Me? I just close my eyes and listen. I have a good ear so I can follow along.
Neither of us is perfect, but God has put song in both our hearts. What slightly imperfect gift has He put in yours?
The Pope is coming! The Pope is coming! Already he is in the Americas, being besieged everywhere he goes by happy, hopeful people. Our Papa is a ray of sunshine after a very long stretch of darkness. I’ve lived half a century, and Francis is the first Pope that has prompted optimism in my soul. No, the Church isn’t actually changing much, but even hearing words of acceptance, possibility and radical positioning with the poor and marginalized causes me ineffable joy. As it does in many others. This is where the Church should be going.
Alas, Francis has hinted that his papacy may be short-lived. While I sympathize and understand — being Pope must be the most exhausting position possible — I hope it will not be so. The Church needs the breath of fresh air Francis brings, and I fear that if he steps down (or God forbid, dies), the Cardinals will waste no time in reacting with a swift slamming of the door, almost certainly installing a Pope more reactionary and conservative than even Francis’ predecessors. While Francis is certainly loved, he is also feared by those who would keep the Church immured in the Middle Ages.

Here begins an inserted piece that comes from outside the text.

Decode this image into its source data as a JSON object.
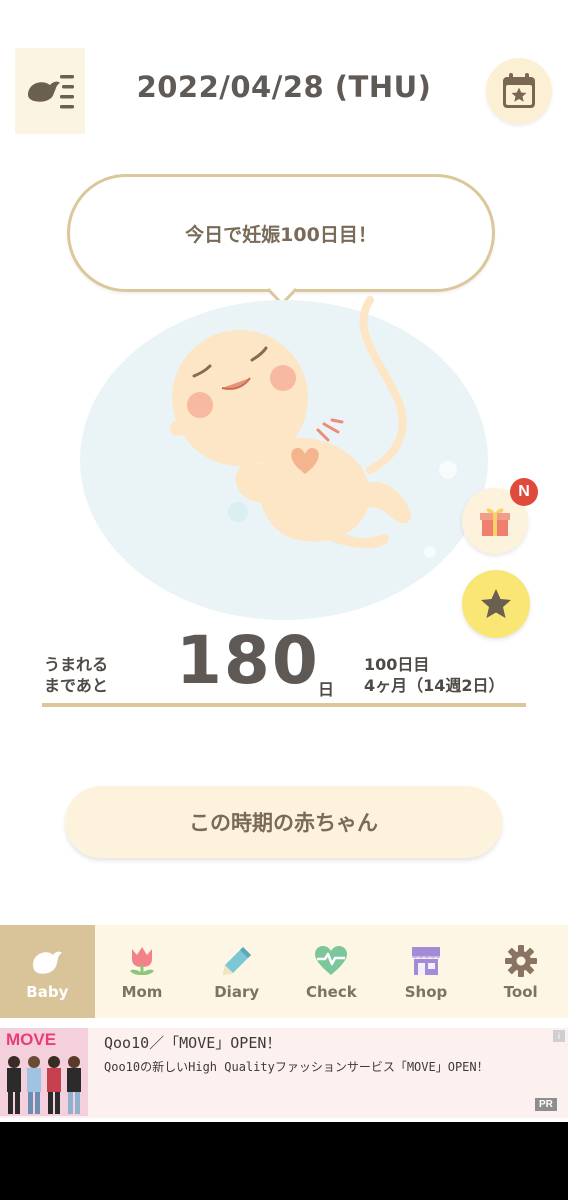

What else is in the news? Reaction to the Supreme Court’s recent ruling on gay marriage, that’s what. Already some people are nervously squawking about religious freedom being breached. Don’t worry, chickens! The Church is not changing. Yes, civic marriage is legal for homosexuals. But they cannot receive the sacrament of marriage from the Catholic Church. The Church decides who receives which sacraments (and why). They cannot be made to change by anyone outside of the Church.
Which is not to say that homosexuals cannot receive sacraments. Clearly, they already do. Still, it’s safe to say that whether you (or anyone) is “good enough” to receive one sacrament but not another is an assessment that only the Church in its infinite mystery is allowed to make. Women, for instance, cannot receive Holy Orders. In fact, only a man can hope to attain all seven sacraments. The rest of us are excluded not by unfitness so much (though many in the Church hierarchy might argue this point) as because of things we cannot control. Because we were born women. Or gay.
Is this fair? I don’t think so. But I don’t make the rules. However, I believe I can state (as our pastor did) that the Church will not be performing gay weddings anytime soon. On the other hand, our pastor also warned me not to express the opinion I just expressed at the top of this paragraph. I will continue to do so. Because what has sustained me though all of the dark nights of the Church is my right to dissent.
Sometimes prayers are answered when you least suspect them. Francis is proof of that. Let us pray for many more open doors.